The same goes for all of the firefighters at Rogue River Fire District No. 1, said Capt. Mike Hammond.

"That is the basic requirement for us, and then as people are here and become more senior, they get additional credentials after that," he said. "We have to redo annually wildland refresher training ... but we practice our wildland firefighting techniques regularly."

The crews practice progressive hose lays, mobile attacks and deployment of fire shelters, Hammond said, and they make sure their wildland firefighting gear — which is much lighter than the structure-fire gear — is tidy and ready to throw on when the call comes.

"We have had a number of grass fires this year. Fortunately, we have gotten on them quickly while they were still small," he said. "If the fire becomes large enough, we tend to focus on structure protection and (Oregon Department of Forestry) tends to focus on wildland."

From a wildland firefighter's standpoint, having rural fire departments spread out across the county pays off big time when their personnel can respond to a fire quickly and douse the flames before it begins to spread, said Brian Ballou, fire prevention specialist with ODF.

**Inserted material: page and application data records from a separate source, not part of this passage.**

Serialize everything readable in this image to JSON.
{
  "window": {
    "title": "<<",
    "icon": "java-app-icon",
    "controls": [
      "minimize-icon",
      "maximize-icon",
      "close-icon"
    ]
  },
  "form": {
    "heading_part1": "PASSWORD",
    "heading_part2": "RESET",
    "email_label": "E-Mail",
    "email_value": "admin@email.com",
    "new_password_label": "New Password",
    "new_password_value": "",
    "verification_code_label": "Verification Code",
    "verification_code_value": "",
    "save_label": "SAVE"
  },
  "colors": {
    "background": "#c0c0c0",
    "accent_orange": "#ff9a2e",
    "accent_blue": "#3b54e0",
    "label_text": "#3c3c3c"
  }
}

"Most of the structural fire departments in both Jackson and Josephine counties have one or more dedicated engines for fighting wildfires," Ballou said. "Classically, they prefer that we fight the wildfire and they take care of the structures, but we don't get mad at them when they put out a wildfire before we show up."

Most of the rural fire departments and ODF conduct a training session together before each fire season, Ballou said, to make sure everyone is on the same page for when a fire like Oregon Gulch takes off.

This time of year, ODF responds to everything the rural departments are called to fight. That type of interagency collaboration paid off in spades for Davies and his crew members on July 31.

Had ODF not alerted him and his crew that a wall of flames was heading straight at them that day, Davies thinks he might not be here to tell the story.

"It's really an extraordinary process," he said. "And it works."

Reach reporter Sam Wheeler at 541-776-4471 or swheeler@mailtribune.com. Follow him at www.twitter.com/swhlr.